The measure of how high the stock of the Aberdeen manager's job had risen
since the last time it fell vacant in 1924 was evident in late 1938 by the sheer volume of applicants seeking to replace the Shawfield-bound Pat Travers. After due consideration - a process that took five weeks - the Aberdeen board finally settled on a relatively unknown candidate Dave Halliday, and accordingly he was announced as the new manager on 22 December 1937.
Born in Dumfries, Halliday, like his predecessor Travers, enjoyed a long and varied career as a player and it was probably that factor which won him the job ahead of nearly 100 other hopefuls.
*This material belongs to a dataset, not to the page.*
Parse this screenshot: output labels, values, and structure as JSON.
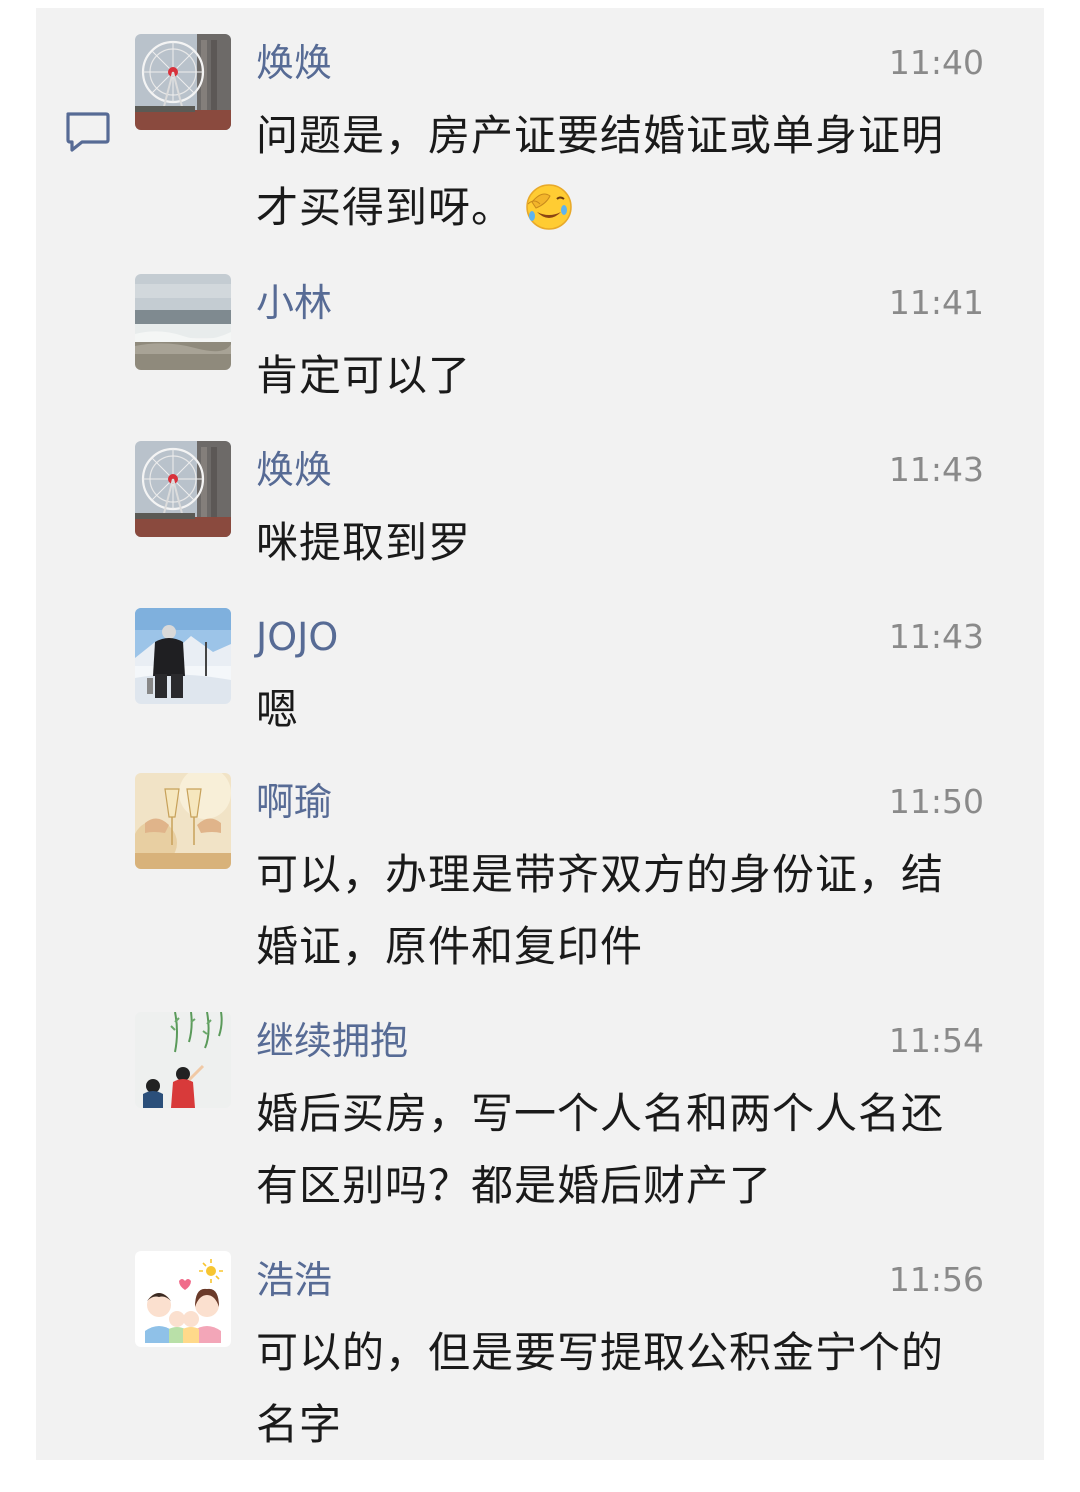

His football career began in local schools soccer in the Dumfries area, where he featured on the left wing. Local League side Queen of the South picked him up when he was old enough but after a short spell with the "Doonhammers" he joined St Mirren where he featured in the reserve side at inside left. Later he was transferred to Dundee, and the move to Dens Park proved to be the making of Dave Halliday as a player. The Dark Blues converted Dave to a centre-forward and the Dens Parkers reaped the benefit to the tune of 100 goals in four seasons. Halliday's goal scoring exploits earned him a Scottish League cap against the English at Ibrox in 1924. Dave moved on from Dundee to Sunderland, and after a spell at Roker Park, was transferred to Arsenal for £6,500 in November 1929. The following year Halliday was on the move again, this time to Manchester City for a fee of £5,700.
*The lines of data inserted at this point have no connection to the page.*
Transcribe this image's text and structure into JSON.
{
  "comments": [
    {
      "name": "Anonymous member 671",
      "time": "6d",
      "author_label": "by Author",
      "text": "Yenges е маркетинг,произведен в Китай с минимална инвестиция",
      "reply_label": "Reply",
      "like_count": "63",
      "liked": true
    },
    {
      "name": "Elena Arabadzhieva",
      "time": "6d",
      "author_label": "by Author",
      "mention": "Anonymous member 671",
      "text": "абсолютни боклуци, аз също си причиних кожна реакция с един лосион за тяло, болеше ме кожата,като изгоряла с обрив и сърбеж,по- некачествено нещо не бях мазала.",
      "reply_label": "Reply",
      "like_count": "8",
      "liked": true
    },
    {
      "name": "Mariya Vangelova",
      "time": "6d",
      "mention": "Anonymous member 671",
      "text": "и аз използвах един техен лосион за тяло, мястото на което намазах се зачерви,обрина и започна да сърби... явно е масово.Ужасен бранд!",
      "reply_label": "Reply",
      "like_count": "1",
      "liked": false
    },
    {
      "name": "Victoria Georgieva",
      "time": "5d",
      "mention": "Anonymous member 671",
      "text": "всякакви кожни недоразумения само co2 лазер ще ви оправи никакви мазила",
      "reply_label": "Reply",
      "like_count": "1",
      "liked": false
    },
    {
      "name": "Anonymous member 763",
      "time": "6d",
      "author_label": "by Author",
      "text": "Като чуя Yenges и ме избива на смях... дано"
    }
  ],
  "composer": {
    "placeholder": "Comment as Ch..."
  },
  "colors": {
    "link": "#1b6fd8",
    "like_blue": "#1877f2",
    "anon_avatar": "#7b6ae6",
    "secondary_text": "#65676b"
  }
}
Dave's first move into management happened in the mid-1930s when he took over non-league side Yeovil and Petters United as player manager. He was still with the West Country side when he applied for the vacant Aberdeen job in November 1938. Halliday took up his duties at Pittodrie early in the New Year of 1938 and he could have hardly picked a more inopportune time to move into management. Pat Travers had already begun to dismantle his superb mid-1930s Black & Gold side and had not finished rebuilding when he departed for Shawfield. As a result, Halliday's early days at Pittodrie were punctuated by new signings, many - like former Yeovil player Charlie Smith - from unfashionable English clubs, but the acquisition of George Hamilton, a lad from Halliday's native Dumfries, at the tail end of the 1937-38 season proved to be as shrewd a signing as he would ever make.
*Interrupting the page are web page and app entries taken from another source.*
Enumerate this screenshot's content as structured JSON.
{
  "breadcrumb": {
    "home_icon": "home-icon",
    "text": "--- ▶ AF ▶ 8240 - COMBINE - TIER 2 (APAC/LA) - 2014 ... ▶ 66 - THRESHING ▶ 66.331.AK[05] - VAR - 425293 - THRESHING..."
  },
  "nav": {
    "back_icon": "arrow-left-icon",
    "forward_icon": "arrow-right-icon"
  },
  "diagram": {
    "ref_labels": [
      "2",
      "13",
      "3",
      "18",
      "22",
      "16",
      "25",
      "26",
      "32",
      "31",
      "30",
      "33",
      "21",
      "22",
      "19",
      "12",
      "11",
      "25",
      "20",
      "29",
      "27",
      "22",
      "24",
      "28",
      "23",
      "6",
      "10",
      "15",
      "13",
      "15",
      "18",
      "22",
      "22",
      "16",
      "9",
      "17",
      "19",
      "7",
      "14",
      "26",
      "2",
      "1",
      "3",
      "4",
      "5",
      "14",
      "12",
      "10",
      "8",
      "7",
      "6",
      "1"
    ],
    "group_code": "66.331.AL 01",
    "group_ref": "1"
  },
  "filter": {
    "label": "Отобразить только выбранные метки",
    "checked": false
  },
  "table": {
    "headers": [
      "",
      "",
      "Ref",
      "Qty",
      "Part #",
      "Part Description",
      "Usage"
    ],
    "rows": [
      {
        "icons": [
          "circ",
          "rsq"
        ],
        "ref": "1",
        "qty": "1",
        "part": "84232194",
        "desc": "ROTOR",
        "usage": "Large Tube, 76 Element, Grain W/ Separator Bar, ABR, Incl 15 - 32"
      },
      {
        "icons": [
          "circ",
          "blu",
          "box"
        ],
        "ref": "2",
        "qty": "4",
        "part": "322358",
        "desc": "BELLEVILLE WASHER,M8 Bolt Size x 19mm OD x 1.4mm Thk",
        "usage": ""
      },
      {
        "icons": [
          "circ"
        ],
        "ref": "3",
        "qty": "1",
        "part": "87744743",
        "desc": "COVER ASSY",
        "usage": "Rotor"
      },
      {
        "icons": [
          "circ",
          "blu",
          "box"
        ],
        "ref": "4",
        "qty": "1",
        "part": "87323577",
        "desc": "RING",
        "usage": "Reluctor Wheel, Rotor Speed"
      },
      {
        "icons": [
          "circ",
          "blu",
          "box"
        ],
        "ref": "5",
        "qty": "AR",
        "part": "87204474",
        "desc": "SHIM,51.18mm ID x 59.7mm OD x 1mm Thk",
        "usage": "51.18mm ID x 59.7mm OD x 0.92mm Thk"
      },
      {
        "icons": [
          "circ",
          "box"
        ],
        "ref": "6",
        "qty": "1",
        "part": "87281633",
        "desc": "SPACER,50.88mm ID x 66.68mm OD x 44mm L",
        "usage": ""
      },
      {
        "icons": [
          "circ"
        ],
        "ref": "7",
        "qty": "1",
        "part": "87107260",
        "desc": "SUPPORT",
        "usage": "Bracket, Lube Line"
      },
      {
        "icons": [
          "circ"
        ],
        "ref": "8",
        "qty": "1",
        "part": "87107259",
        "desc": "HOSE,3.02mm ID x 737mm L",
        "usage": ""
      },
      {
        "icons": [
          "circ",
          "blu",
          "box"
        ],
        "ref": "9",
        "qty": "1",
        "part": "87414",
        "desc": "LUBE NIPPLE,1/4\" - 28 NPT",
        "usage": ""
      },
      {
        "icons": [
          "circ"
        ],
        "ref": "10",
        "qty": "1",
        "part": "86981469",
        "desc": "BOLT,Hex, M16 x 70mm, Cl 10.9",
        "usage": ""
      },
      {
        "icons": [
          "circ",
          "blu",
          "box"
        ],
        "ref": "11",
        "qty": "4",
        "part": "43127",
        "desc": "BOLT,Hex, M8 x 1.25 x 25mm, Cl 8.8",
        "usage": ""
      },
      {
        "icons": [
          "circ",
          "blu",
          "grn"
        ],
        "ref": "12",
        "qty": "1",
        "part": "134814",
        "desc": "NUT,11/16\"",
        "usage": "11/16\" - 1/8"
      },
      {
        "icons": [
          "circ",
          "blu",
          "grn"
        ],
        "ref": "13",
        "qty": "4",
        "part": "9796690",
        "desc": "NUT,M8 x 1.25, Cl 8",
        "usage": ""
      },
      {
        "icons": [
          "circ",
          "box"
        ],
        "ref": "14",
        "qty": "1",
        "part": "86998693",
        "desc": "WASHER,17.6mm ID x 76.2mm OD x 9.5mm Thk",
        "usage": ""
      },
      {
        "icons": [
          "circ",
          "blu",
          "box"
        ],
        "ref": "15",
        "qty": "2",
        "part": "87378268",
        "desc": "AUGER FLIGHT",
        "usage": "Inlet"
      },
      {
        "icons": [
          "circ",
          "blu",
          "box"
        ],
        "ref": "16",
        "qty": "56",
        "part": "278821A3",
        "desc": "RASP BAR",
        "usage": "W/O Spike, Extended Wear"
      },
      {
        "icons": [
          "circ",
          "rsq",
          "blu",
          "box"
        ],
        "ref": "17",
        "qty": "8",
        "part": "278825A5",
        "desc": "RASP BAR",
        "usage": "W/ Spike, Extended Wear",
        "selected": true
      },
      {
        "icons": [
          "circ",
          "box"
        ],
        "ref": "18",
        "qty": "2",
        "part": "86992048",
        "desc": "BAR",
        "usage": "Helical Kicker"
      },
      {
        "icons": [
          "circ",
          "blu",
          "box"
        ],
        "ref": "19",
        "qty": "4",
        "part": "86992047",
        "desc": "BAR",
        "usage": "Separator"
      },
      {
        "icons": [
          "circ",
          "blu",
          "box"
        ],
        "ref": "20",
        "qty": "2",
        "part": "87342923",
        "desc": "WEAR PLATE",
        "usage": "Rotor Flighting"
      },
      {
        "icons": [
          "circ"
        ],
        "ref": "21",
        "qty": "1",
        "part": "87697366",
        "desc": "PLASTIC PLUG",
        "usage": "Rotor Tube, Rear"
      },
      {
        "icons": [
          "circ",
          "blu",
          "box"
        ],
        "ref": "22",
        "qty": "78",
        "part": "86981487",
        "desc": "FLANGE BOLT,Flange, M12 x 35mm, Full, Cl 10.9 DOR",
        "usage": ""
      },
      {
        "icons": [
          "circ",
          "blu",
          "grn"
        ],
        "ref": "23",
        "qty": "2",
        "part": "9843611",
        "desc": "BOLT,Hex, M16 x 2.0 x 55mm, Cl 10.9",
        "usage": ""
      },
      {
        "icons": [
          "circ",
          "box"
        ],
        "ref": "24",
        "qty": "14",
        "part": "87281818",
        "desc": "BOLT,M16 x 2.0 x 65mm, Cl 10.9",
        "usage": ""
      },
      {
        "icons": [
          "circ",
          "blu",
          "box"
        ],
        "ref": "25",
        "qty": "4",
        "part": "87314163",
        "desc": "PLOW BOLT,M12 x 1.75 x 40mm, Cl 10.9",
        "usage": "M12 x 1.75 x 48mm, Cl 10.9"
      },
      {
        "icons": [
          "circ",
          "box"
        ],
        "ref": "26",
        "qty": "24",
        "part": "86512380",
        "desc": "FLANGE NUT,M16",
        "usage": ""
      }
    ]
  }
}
During Halliday's first season and a half in charge, a new Dons team began to emerge and Halliday's Dons, now changed from the old black a gold colours to red and white, reached a Scottish Cup semi-final, where they
lost 3-1 to Motherwell after a replay. Any chance Halliday had to build on
that last four appearances disappeared after World War Two broke out in September 1939. Directors Charles B Forbes and George Anderson, both former players, took over the management reignsfor a time while Dave Halliday did his bit for the war effort, first in the Police Reserve, and later on "Government Sevice." After two years David resumed management duties on a part-time basis returning to full-time in July 1945.
Thankfully the basic fabric of the immediate pre-war side was still around when the boss returned to resume his duties at Pittodrie.
The 1945-46 Southern League Cup competition - on paper a war trophy, but in reality a full blown fore-runner for the League Cup competition itself - saw Halliday's Dons march to a Hampden final appearance against the mighty Rangers. On a memorable spring afternoon Aberdeen came of age, winning a thrilling game 3-2 and thus securing Dave Halliday's place in the Aberdeen Hall of Fame as the first manager to bring a national trophy to Pittodrie. The following year the Dons were back at Hampden in both the League Cup final, which they lost 4-0 to Rangers, and in the Scottish Cup final itself. In another memorable tussle Aberdeen took the honours with a fine 2-1 win over Hibs inspired by none other than George Hamilton, the Dumfries lad that Halliday had brought to Pittodrie back in 1938.
Incredibly, at only the third attempt, Dave Halliday had guided the Dons to the prize that had so often eluded excellent Aberdeen sides under his predecessors.
Not surprisingly, with a side containing many pre-war names, Halliday was faced with another rebuilding job within months of the Scottish Cup triumph. After two seasons spent flirting with relegation, the manager had assembled a new-look side that went on to lose successive Scottish cup finals in 1953 and 1954, before realising their full potential and landing the ultimate prize itself, the Scottish League Championship in 1955. The championship trophy had hardly time to gather dust in the Pittodrie boardroom before Leicester City had tempted Dave Halliday to take over at Filbert Street.
During his tenure at Pittodrie, manager Halliday, like Philip and Travers before him, was never involved in training methods. Donald Colman, Bob McDermid, Jock Pattillo and Dave Shaw were the men who served him in that capacity. At Leicester, Halliday guided City to the First Division in his second season in charge, but met with mixed fortunes thereafter.
When he retired, David returned to Aberdeen and for several years owned the Bieldside Inn and lived in Banchory. He died on the 5th of January 1970 at Woodend Hospital.